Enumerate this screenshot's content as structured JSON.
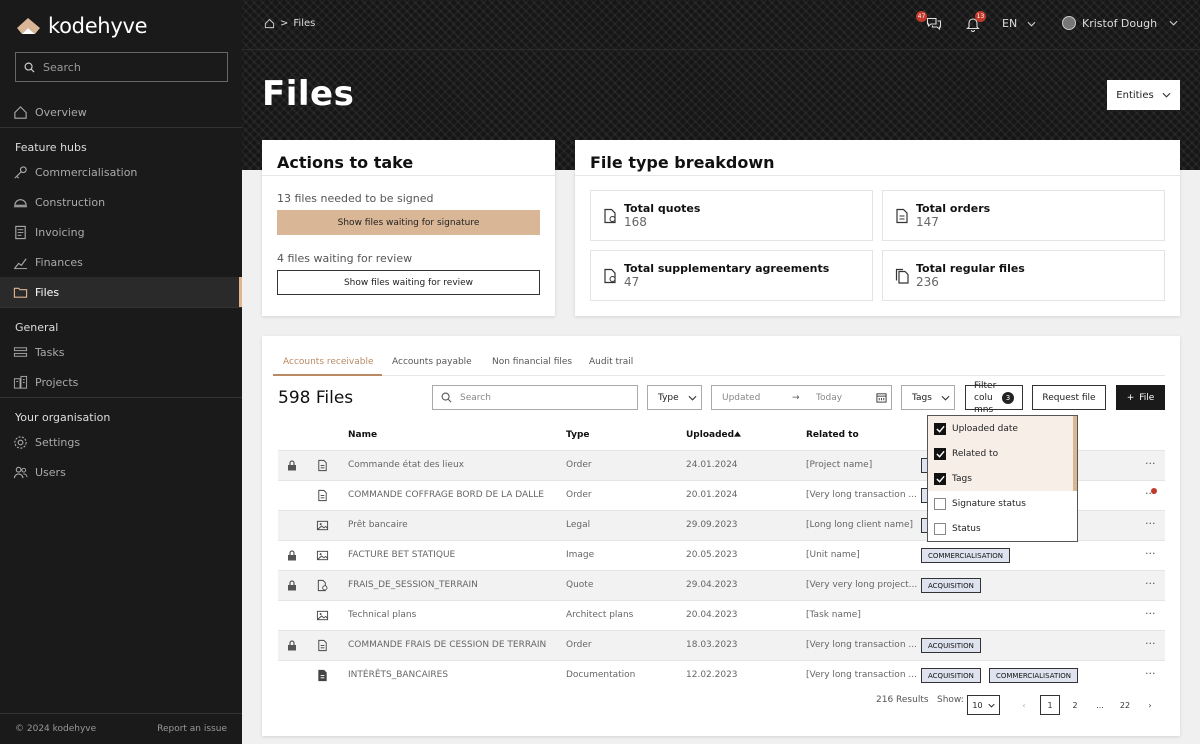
{
  "app": {
    "logo_text": "kodehyve"
  },
  "sidebar": {
    "search_placeholder": "Search",
    "overview": "Overview",
    "section_feature": "Feature hubs",
    "items_feature": [
      "Commercialisation",
      "Construction",
      "Invoicing",
      "Finances",
      "Files"
    ],
    "section_general": "General",
    "items_general": [
      "Tasks",
      "Projects"
    ],
    "section_org": "Your organisation",
    "items_org": [
      "Settings",
      "Users"
    ],
    "active": "Files",
    "copyright": "© 2024 kodehyve",
    "report": "Report an issue"
  },
  "topbar": {
    "breadcrumb": "Files",
    "chat_badge": "47",
    "bell_badge": "13",
    "language": "EN",
    "user_name": "Kristof Dough"
  },
  "page": {
    "title": "Files",
    "entities_label": "Entities"
  },
  "actions": {
    "title": "Actions to take",
    "sign_text": "13 files needed to be signed",
    "sign_button": "Show files waiting for signature",
    "review_text": "4 files waiting for review",
    "review_button": "Show files waiting for review"
  },
  "breakdown": {
    "title": "File type breakdown",
    "stats": [
      {
        "label": "Total quotes",
        "value": "168"
      },
      {
        "label": "Total orders",
        "value": "147"
      },
      {
        "label": "Total supplementary agreements",
        "value": "47"
      },
      {
        "label": "Total regular files",
        "value": "236"
      }
    ]
  },
  "tabs": [
    "Accounts receivable",
    "Accounts payable",
    "Non financial files",
    "Audit trail"
  ],
  "toolbar": {
    "files_count": "598 Files",
    "search_placeholder": "Search",
    "type_label": "Type",
    "date_from": "Updated",
    "date_to": "Today",
    "tags_label": "Tags",
    "filter_columns_label": "Filter colu mns",
    "filter_columns_count": "3",
    "request_file": "Request file",
    "add_file": "File"
  },
  "table": {
    "headers": [
      "Name",
      "Type",
      "Uploaded",
      "Related to"
    ],
    "rows": [
      {
        "name": "Commande état des lieux",
        "type": "Order",
        "uploaded": "24.01.2024",
        "related": "[Project name]",
        "locked": true,
        "icon": "document-icon",
        "tags": [
          "COMMERCIALISATION"
        ]
      },
      {
        "name": "COMMANDE COFFRAGE BORD DE LA DALLE",
        "type": "Order",
        "uploaded": "20.01.2024",
        "related": "[Very long transaction ...",
        "locked": false,
        "icon": "document-icon",
        "tags": [
          "ACQUISITION"
        ]
      },
      {
        "name": "Prêt bancaire",
        "type": "Legal",
        "uploaded": "29.09.2023",
        "related": "[Long long client name]",
        "locked": false,
        "icon": "image-icon",
        "tags": [
          "ACQUISITION"
        ]
      },
      {
        "name": "FACTURE BET STATIQUE",
        "type": "Image",
        "uploaded": "20.05.2023",
        "related": "[Unit name]",
        "locked": true,
        "icon": "image-icon",
        "tags": [
          "COMMERCIALISATION"
        ]
      },
      {
        "name": "FRAIS_DE_SESSION_TERRAIN",
        "type": "Quote",
        "uploaded": "29.04.2023",
        "related": "[Very very long project...",
        "locked": true,
        "icon": "quote-icon",
        "tags": [
          "ACQUISITION"
        ]
      },
      {
        "name": "Technical plans",
        "type": "Architect plans",
        "uploaded": "20.04.2023",
        "related": "[Task name]",
        "locked": false,
        "icon": "image-icon",
        "tags": []
      },
      {
        "name": "COMMANDE FRAIS DE CESSION DE TERRAIN",
        "type": "Order",
        "uploaded": "18.03.2023",
        "related": "[Very long transaction ...",
        "locked": true,
        "icon": "document-icon",
        "tags": [
          "ACQUISITION"
        ]
      },
      {
        "name": "INTÉRÊTS_BANCAIRES",
        "type": "Documentation",
        "uploaded": "12.02.2023",
        "related": "[Very long transaction ...",
        "locked": false,
        "icon": "filled-document-icon",
        "tags": [
          "ACQUISITION",
          "COMMERCIALISATION"
        ]
      }
    ]
  },
  "column_filter": {
    "options": [
      {
        "label": "Uploaded date",
        "checked": true
      },
      {
        "label": "Related to",
        "checked": true
      },
      {
        "label": "Tags",
        "checked": true
      },
      {
        "label": "Signature status",
        "checked": false
      },
      {
        "label": "Status",
        "checked": false
      }
    ]
  },
  "pagination": {
    "results": "216 Results",
    "show_label": "Show:",
    "page_size": "10",
    "pages": [
      "1",
      "2",
      "...",
      "22"
    ],
    "current_page": "1"
  },
  "colors": {
    "accent": "#b98a64",
    "button_fill": "#d9b696",
    "sidebar_bg": "#1a1a1a",
    "tag_bg": "#dfe3ef",
    "alert": "#c0392b"
  }
}
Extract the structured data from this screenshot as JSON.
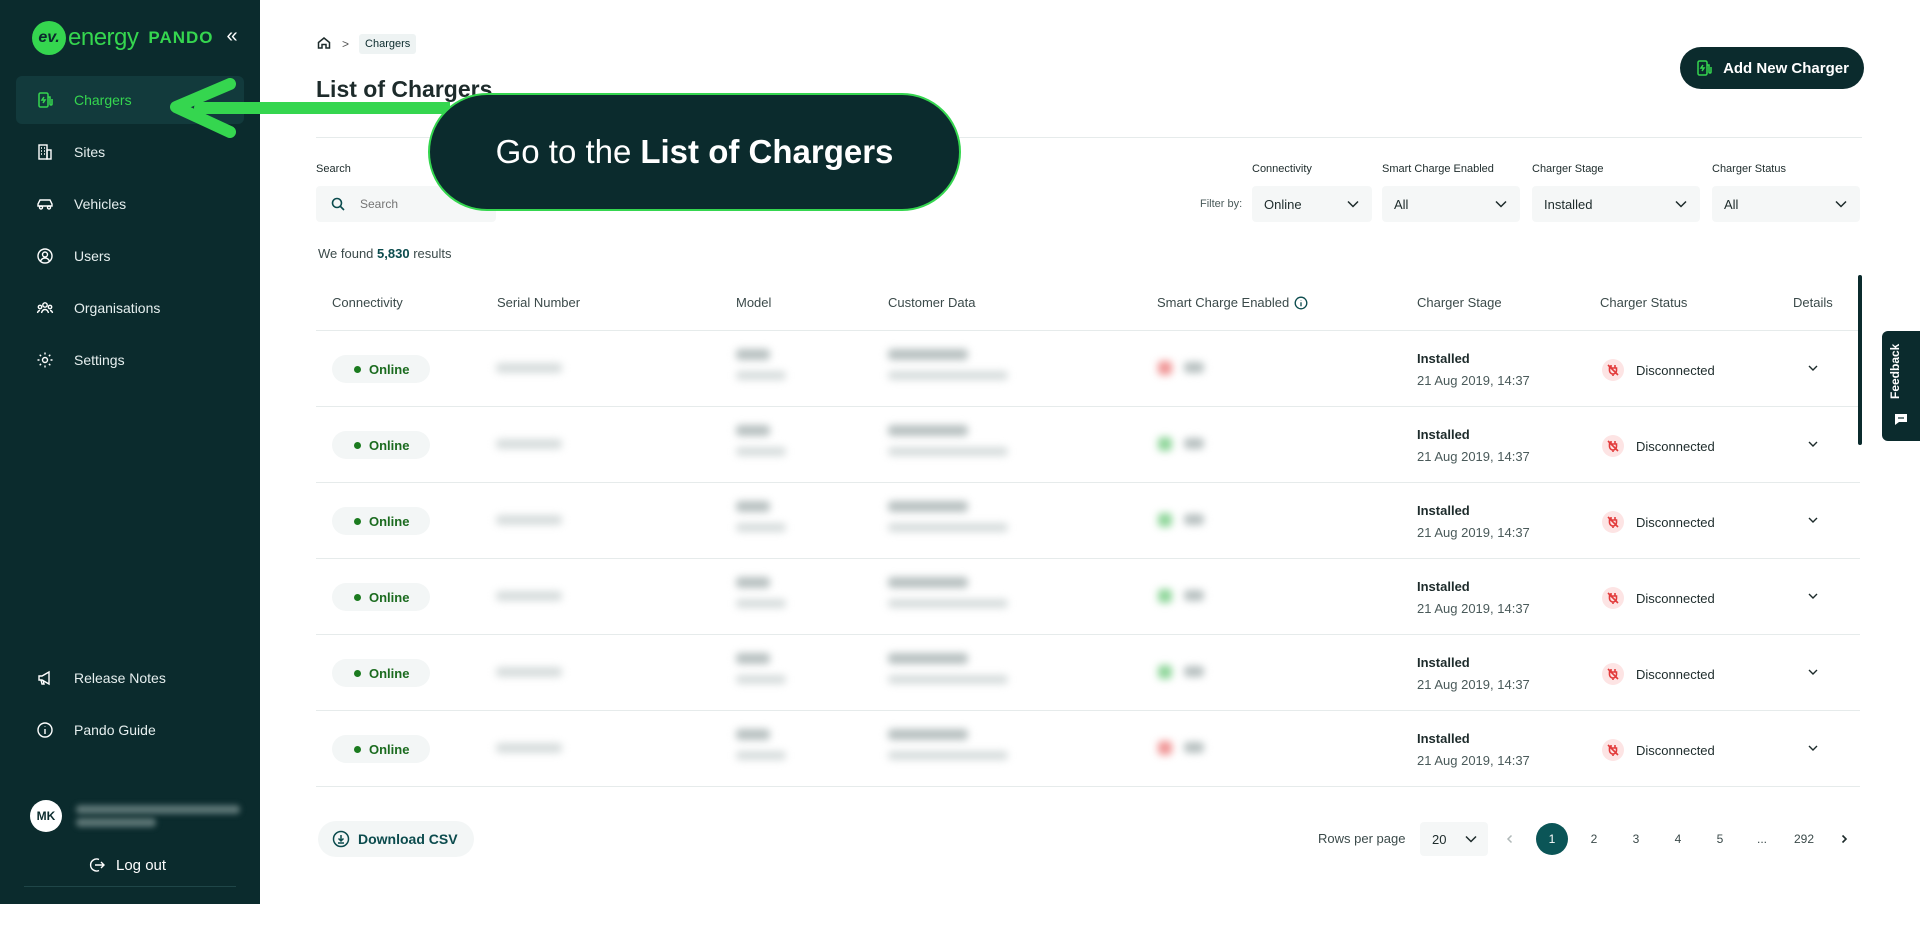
{
  "brand": {
    "logo_text": "ev.",
    "energy": "energy",
    "product": "PANDO"
  },
  "sidebar": {
    "collapse_glyph": "«",
    "items": [
      {
        "label": "Chargers",
        "icon": "charger-icon",
        "active": true
      },
      {
        "label": "Sites",
        "icon": "building-icon"
      },
      {
        "label": "Vehicles",
        "icon": "car-icon"
      },
      {
        "label": "Users",
        "icon": "user-icon"
      },
      {
        "label": "Organisations",
        "icon": "organisation-icon"
      },
      {
        "label": "Settings",
        "icon": "gear-icon"
      }
    ],
    "bottom_items": [
      {
        "label": "Release Notes",
        "icon": "megaphone-icon"
      },
      {
        "label": "Pando Guide",
        "icon": "info-icon"
      }
    ],
    "user_initials": "MK",
    "logout_label": "Log out"
  },
  "breadcrumb": {
    "current": "Chargers",
    "sep": ">"
  },
  "page": {
    "title": "List of Chargers",
    "add_button": "Add New Charger"
  },
  "filters": {
    "search_label": "Search",
    "search_placeholder": "Search",
    "filter_by": "Filter by:",
    "connectivity": {
      "label": "Connectivity",
      "value": "Online"
    },
    "smart_charge": {
      "label": "Smart Charge Enabled",
      "value": "All"
    },
    "charger_stage": {
      "label": "Charger Stage",
      "value": "Installed"
    },
    "charger_status": {
      "label": "Charger Status",
      "value": "All"
    }
  },
  "results": {
    "prefix": "We found",
    "count": "5,830",
    "suffix": "results"
  },
  "table": {
    "headers": [
      "Connectivity",
      "Serial Number",
      "Model",
      "Customer Data",
      "Smart Charge Enabled",
      "Charger Stage",
      "Charger Status",
      "Details"
    ],
    "rows": [
      {
        "connectivity": "Online",
        "stage": "Installed",
        "date": "21 Aug 2019, 14:37",
        "status": "Disconnected",
        "smart": "red"
      },
      {
        "connectivity": "Online",
        "stage": "Installed",
        "date": "21 Aug 2019, 14:37",
        "status": "Disconnected",
        "smart": "green"
      },
      {
        "connectivity": "Online",
        "stage": "Installed",
        "date": "21 Aug 2019, 14:37",
        "status": "Disconnected",
        "smart": "green"
      },
      {
        "connectivity": "Online",
        "stage": "Installed",
        "date": "21 Aug 2019, 14:37",
        "status": "Disconnected",
        "smart": "green"
      },
      {
        "connectivity": "Online",
        "stage": "Installed",
        "date": "21 Aug 2019, 14:37",
        "status": "Disconnected",
        "smart": "green"
      },
      {
        "connectivity": "Online",
        "stage": "Installed",
        "date": "21 Aug 2019, 14:37",
        "status": "Disconnected",
        "smart": "red"
      }
    ]
  },
  "footer": {
    "download_csv": "Download CSV",
    "rows_per_page_label": "Rows per page",
    "rows_per_page": "20",
    "pages": [
      "1",
      "2",
      "3",
      "4",
      "5",
      "...",
      "292"
    ],
    "current_page": "1"
  },
  "feedback_label": "Feedback",
  "callout": {
    "prefix": "Go to the",
    "bold": "List of Chargers"
  },
  "colors": {
    "sidebar_bg": "#0b2b2d",
    "accent": "#35d64f",
    "online": "#1b6b1f",
    "disconnected": "#e23b3b"
  }
}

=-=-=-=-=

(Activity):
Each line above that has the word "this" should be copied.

(Task response):
Enumerate this screenshot's content as structured JSON.
Extract the structured data from this screenshot as JSON.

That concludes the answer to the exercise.